is a climate futurist, strategist and author. He spends his time projecting scenarios for decarbonization 40-80 years into the future. He assists multi-billion dollar investment funds and firms, executives, Boards and startups to pick wisely today. He is founder and Chief Strategist of TFIE Strategy Inc and a member of the Advisory Board of electric aviation startup FLIMAX. He hosts the Redefining Energy - Tech podcast ( , a part of the award-winning Redefining Energy team. Most recently he contributed to "Proven Climate Solutions: Leading Voices on How to Accelerate Change" ( along with Mark Z. Jacobson, Mary D. Nichols, Dr. Robert W. Howarth and Dr. Audrey Lee among others.

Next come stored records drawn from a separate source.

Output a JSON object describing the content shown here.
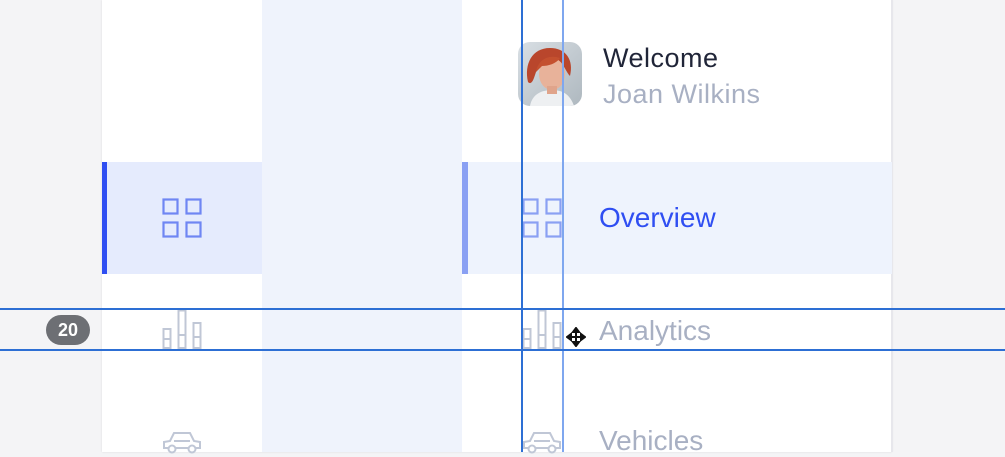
{
  "profile": {
    "greeting": "Welcome",
    "name": "Joan Wilkins"
  },
  "nav": {
    "items": [
      {
        "label": "Overview",
        "icon": "grid-icon",
        "active": true
      },
      {
        "label": "Analytics",
        "icon": "bar-chart-icon",
        "active": false
      },
      {
        "label": "Vehicles",
        "icon": "car-icon",
        "active": false
      }
    ]
  },
  "measure": {
    "spacing_badge": "20"
  },
  "colors": {
    "accent": "#2f4ef2",
    "accent_light": "#8aa0f3",
    "active_bg": "#e5ebfd",
    "muted_text": "#a8b0c3",
    "guide_line": "#2d6fd4",
    "badge_bg": "#6d6f74"
  }
}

Michael Barnard has 764 posts and counting. See all posts by Michael Barnard